Exclusive: ANZ CIOs are not keeping up with change
FYI, this story is more than a year old
Too many CIOs and CTOs at major corporates are running the risk of becoming irrelevant because they haven’t moved with the times.
That’s the verdict from Richard Earl, founder and managing director of IT recruitment company Talent International, the largest technology recruitment company in Australia and New Zealand.
Earl says the role of the CIO is changing dramatically, but CIOs and CTOs at many corporates across Australia and New Zealand have failed to move with the times.
“Up until a couple of years ago, the average CIO went in, maintained business as usual, probably bought from IBM and Accenture and keep it all safe.
“That doesn’t cut it anymore. With the technology that is available and the changes that have occurred, CIOs have to be visionary and innovative as well as maintaining business as usual.”
Earl says that means CIOs and CTOs now need to be ‘a different breed of person’, no matter what the size of their business.
“They need to be very aware externally of what’s going on, be aware of what’s happening with technology and needs to position their business for the future, or risk becoming irrelevant.
“A new type of character is certainly required.”
Earl says despite the constant lip service to the changes required in CIOs, too many large corporates still have ‘the old school CIO’ running their affairs.
“There are a lot of CIOs historically who were not particularly au fait with technology,” he says.
“They were administrators. They paid consultants lots to come in and do all that thinking for them.
“But the modern CIO has to be in touch with what is happening, they have to understand big data and the opportunities it presents. They have to understand the internet of things, because there is phenomenal change ahead of us.”
Earl says no matter what the sector, change is a given.
He cites the example of the insurance sector, which he says will change dramatically over the next two or three years as artificial intelligence and data collection comes increasingly into play.
“And we’ll see that industry go online, self-assessments and also the use of sensors amongst their customers.
“There are all sorts of industries like that that are going to experience massive disruption or massive change. Whether you are in the accounting professional, legal, insurance, healthcare is another one that is really going to go into the cloud.

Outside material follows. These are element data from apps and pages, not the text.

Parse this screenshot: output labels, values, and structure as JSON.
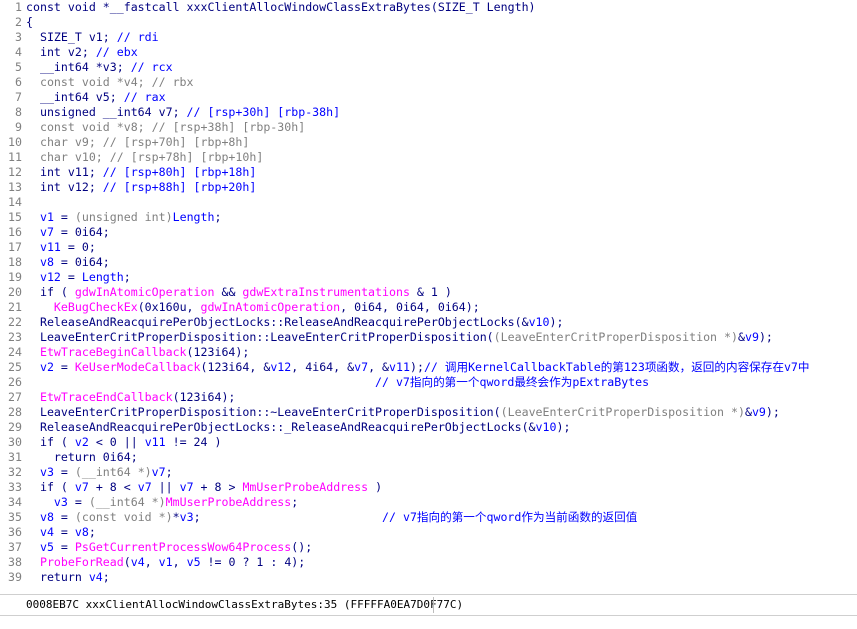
{
  "editor": {
    "lines": [
      {
        "n": "1",
        "segs": [
          [
            "k",
            "const void *__fastcall xxxClientAllocWindowClassExtraBytes(SIZE_T Length)"
          ]
        ]
      },
      {
        "n": "2",
        "segs": [
          [
            "k",
            "{"
          ]
        ]
      },
      {
        "n": "3",
        "segs": [
          [
            "k",
            "  SIZE_T v1; "
          ],
          [
            "c",
            "// rdi"
          ]
        ]
      },
      {
        "n": "4",
        "segs": [
          [
            "k",
            "  int v2; "
          ],
          [
            "c",
            "// ebx"
          ]
        ]
      },
      {
        "n": "5",
        "segs": [
          [
            "k",
            "  __int64 *v3; "
          ],
          [
            "c",
            "// rcx"
          ]
        ]
      },
      {
        "n": "6",
        "segs": [
          [
            "t",
            "  const void *v4; // rbx"
          ]
        ]
      },
      {
        "n": "7",
        "segs": [
          [
            "k",
            "  __int64 v5; "
          ],
          [
            "c",
            "// rax"
          ]
        ]
      },
      {
        "n": "8",
        "segs": [
          [
            "k",
            "  unsigned __int64 v7; "
          ],
          [
            "c",
            "// [rsp+30h] [rbp-38h]"
          ]
        ]
      },
      {
        "n": "9",
        "segs": [
          [
            "t",
            "  const void *v8; // [rsp+38h] [rbp-30h]"
          ]
        ]
      },
      {
        "n": "10",
        "segs": [
          [
            "t",
            "  char v9; // [rsp+70h] [rbp+8h]"
          ]
        ]
      },
      {
        "n": "11",
        "segs": [
          [
            "t",
            "  char v10; // [rsp+78h] [rbp+10h]"
          ]
        ]
      },
      {
        "n": "12",
        "segs": [
          [
            "k",
            "  int v11; "
          ],
          [
            "c",
            "// [rsp+80h] [rbp+18h]"
          ]
        ]
      },
      {
        "n": "13",
        "segs": [
          [
            "k",
            "  int v12; "
          ],
          [
            "c",
            "// [rsp+88h] [rbp+20h]"
          ]
        ]
      },
      {
        "n": "14",
        "segs": []
      },
      {
        "n": "15",
        "segs": [
          [
            "v",
            "  v1"
          ],
          [
            "k",
            " = "
          ],
          [
            "t",
            "(unsigned int)"
          ],
          [
            "v",
            "Length"
          ],
          [
            "k",
            ";"
          ]
        ]
      },
      {
        "n": "16",
        "segs": [
          [
            "v",
            "  v7"
          ],
          [
            "k",
            " = 0i64;"
          ]
        ]
      },
      {
        "n": "17",
        "segs": [
          [
            "v",
            "  v11"
          ],
          [
            "k",
            " = 0;"
          ]
        ]
      },
      {
        "n": "18",
        "segs": [
          [
            "v",
            "  v8"
          ],
          [
            "k",
            " = 0i64;"
          ]
        ]
      },
      {
        "n": "19",
        "segs": [
          [
            "v",
            "  v12"
          ],
          [
            "k",
            " = "
          ],
          [
            "v",
            "Length"
          ],
          [
            "k",
            ";"
          ]
        ]
      },
      {
        "n": "20",
        "segs": [
          [
            "k",
            "  if ( "
          ],
          [
            "g",
            "gdwInAtomicOperation"
          ],
          [
            "k",
            " && "
          ],
          [
            "g",
            "gdwExtraInstrumentations"
          ],
          [
            "k",
            " & 1 )"
          ]
        ]
      },
      {
        "n": "21",
        "segs": [
          [
            "k",
            "    "
          ],
          [
            "f",
            "KeBugCheckEx"
          ],
          [
            "k",
            "(0x160u, "
          ],
          [
            "g",
            "gdwInAtomicOperation"
          ],
          [
            "k",
            ", 0i64, 0i64, 0i64);"
          ]
        ]
      },
      {
        "n": "22",
        "segs": [
          [
            "k",
            "  ReleaseAndReacquirePerObjectLocks::ReleaseAndReacquirePerObjectLocks(&"
          ],
          [
            "v",
            "v10"
          ],
          [
            "k",
            ");"
          ]
        ]
      },
      {
        "n": "23",
        "segs": [
          [
            "k",
            "  LeaveEnterCritProperDisposition::LeaveEnterCritProperDisposition("
          ],
          [
            "t",
            "(LeaveEnterCritProperDisposition *)"
          ],
          [
            "k",
            "&"
          ],
          [
            "v",
            "v9"
          ],
          [
            "k",
            ");"
          ]
        ]
      },
      {
        "n": "24",
        "segs": [
          [
            "f",
            "  EtwTraceBeginCallback"
          ],
          [
            "k",
            "(123i64);"
          ]
        ]
      },
      {
        "n": "25",
        "segs": [
          [
            "v",
            "  v2"
          ],
          [
            "k",
            " = "
          ],
          [
            "f",
            "KeUserModeCallback"
          ],
          [
            "k",
            "(123i64, &"
          ],
          [
            "v",
            "v12"
          ],
          [
            "k",
            ", 4i64, &"
          ],
          [
            "v",
            "v7"
          ],
          [
            "k",
            ", &"
          ],
          [
            "v",
            "v11"
          ],
          [
            "k",
            ");"
          ],
          [
            "cm",
            "// 调用KernelCallbackTable的第123项函数，返回的内容保存在v7中"
          ]
        ]
      },
      {
        "n": "26",
        "segs": [
          [
            "cm",
            "                                                  // v7指向的第一个qword最终会作为pExtraBytes"
          ]
        ]
      },
      {
        "n": "27",
        "segs": [
          [
            "f",
            "  EtwTraceEndCallback"
          ],
          [
            "k",
            "(123i64);"
          ]
        ]
      },
      {
        "n": "28",
        "segs": [
          [
            "k",
            "  LeaveEnterCritProperDisposition::~LeaveEnterCritProperDisposition("
          ],
          [
            "t",
            "(LeaveEnterCritProperDisposition *)"
          ],
          [
            "k",
            "&"
          ],
          [
            "v",
            "v9"
          ],
          [
            "k",
            ");"
          ]
        ]
      },
      {
        "n": "29",
        "segs": [
          [
            "k",
            "  ReleaseAndReacquirePerObjectLocks::_ReleaseAndReacquirePerObjectLocks(&"
          ],
          [
            "v",
            "v10"
          ],
          [
            "k",
            ");"
          ]
        ]
      },
      {
        "n": "30",
        "segs": [
          [
            "k",
            "  if ( "
          ],
          [
            "v",
            "v2"
          ],
          [
            "k",
            " < 0 || "
          ],
          [
            "v",
            "v11"
          ],
          [
            "k",
            " != 24 )"
          ]
        ]
      },
      {
        "n": "31",
        "segs": [
          [
            "k",
            "    return 0i64;"
          ]
        ]
      },
      {
        "n": "32",
        "segs": [
          [
            "v",
            "  v3"
          ],
          [
            "k",
            " = "
          ],
          [
            "t",
            "(__int64 *)"
          ],
          [
            "v",
            "v7"
          ],
          [
            "k",
            ";"
          ]
        ]
      },
      {
        "n": "33",
        "segs": [
          [
            "k",
            "  if ( "
          ],
          [
            "v",
            "v7"
          ],
          [
            "k",
            " + 8 < "
          ],
          [
            "v",
            "v7"
          ],
          [
            "k",
            " || "
          ],
          [
            "v",
            "v7"
          ],
          [
            "k",
            " + 8 > "
          ],
          [
            "g",
            "MmUserProbeAddress"
          ],
          [
            "k",
            " )"
          ]
        ]
      },
      {
        "n": "34",
        "segs": [
          [
            "v",
            "    v3"
          ],
          [
            "k",
            " = "
          ],
          [
            "t",
            "(__int64 *)"
          ],
          [
            "g",
            "MmUserProbeAddress"
          ],
          [
            "k",
            ";"
          ]
        ]
      },
      {
        "n": "35",
        "segs": [
          [
            "v",
            "  v8"
          ],
          [
            "k",
            " = "
          ],
          [
            "t",
            "(const void *)"
          ],
          [
            "k",
            "*"
          ],
          [
            "v",
            "v3"
          ],
          [
            "k",
            ";"
          ],
          [
            "cm",
            "                          // v7指向的第一个qword作为当前函数的返回值"
          ]
        ]
      },
      {
        "n": "36",
        "segs": [
          [
            "v",
            "  v4"
          ],
          [
            "k",
            " = "
          ],
          [
            "v",
            "v8"
          ],
          [
            "k",
            ";"
          ]
        ]
      },
      {
        "n": "37",
        "segs": [
          [
            "v",
            "  v5"
          ],
          [
            "k",
            " = "
          ],
          [
            "f",
            "PsGetCurrentProcessWow64Process"
          ],
          [
            "k",
            "();"
          ]
        ]
      },
      {
        "n": "38",
        "segs": [
          [
            "f",
            "  ProbeForRead"
          ],
          [
            "k",
            "("
          ],
          [
            "v",
            "v4"
          ],
          [
            "k",
            ", "
          ],
          [
            "v",
            "v1"
          ],
          [
            "k",
            ", "
          ],
          [
            "v",
            "v5"
          ],
          [
            "k",
            " != 0 ? 1 : 4);"
          ]
        ]
      },
      {
        "n": "39",
        "segs": [
          [
            "k",
            "  return "
          ],
          [
            "v",
            "v4"
          ],
          [
            "k",
            ";"
          ]
        ]
      }
    ]
  },
  "statusbar": {
    "text": "0008EB7C xxxClientAllocWindowClassExtraBytes:35 (FFFFFA0EA7D0F77C)"
  }
}
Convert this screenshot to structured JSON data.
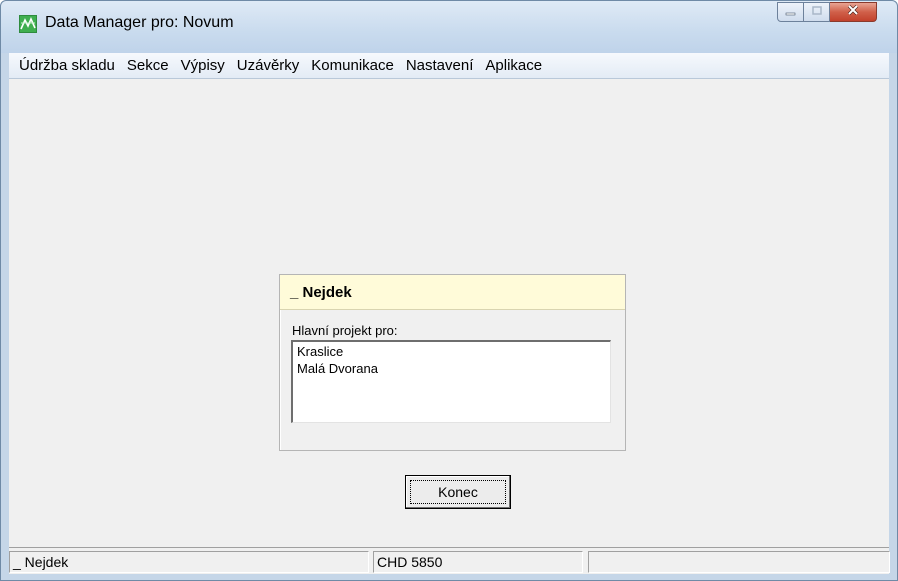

So everyone has to be prepared for it and recognise it.”
Earl says company boards also need to recognise that the CIO or CTO ‘is probably the most important person you are going to recruit’ and finding the right person for the role will attract other smart people, rather than losing them to ‘trendy tech firms’.
“You have to see [a CIO appointment] as a fixed term project almost.
“You probably don’t want someone in that role for too long, but you do want a minimum amount of time. So you have to see it as a major investment and get the right people – and look after them.”
Earl’s comments come following the addition of a ‘Most Disruptive CIO/CTO’ award to Talent International’s Talent Unleashed Awards, which have Richard Branson, Apple co-founder Steven Wozniak and New Zealand EY Entrepreneur of the Year 2014 Dan Radcliffe as judges.
“This award recognises the growing necessity for individuals in these roles to innovate their business systems and harness technology so that they not only grow, but survive,” Earl says.
He says he hopes the category will help highlight the changes needed for CIOs and recognise those who are doing well.
Last year’s Talent Unleashed Awards saw two Kiwi winners across the seven Asia Pacific award categories, with Frances Valintine's MindLab winning the Best Start-Up Award. Several UK categories are also included in the awards, which culminate in an awards ceremony in Sydney in September.
The awards will see two budding entrepreneurs winning a trip to Branson’s Necker Island.
Entries for the awards, including the Most Disruptive CIO/CTO close Monday 17 August.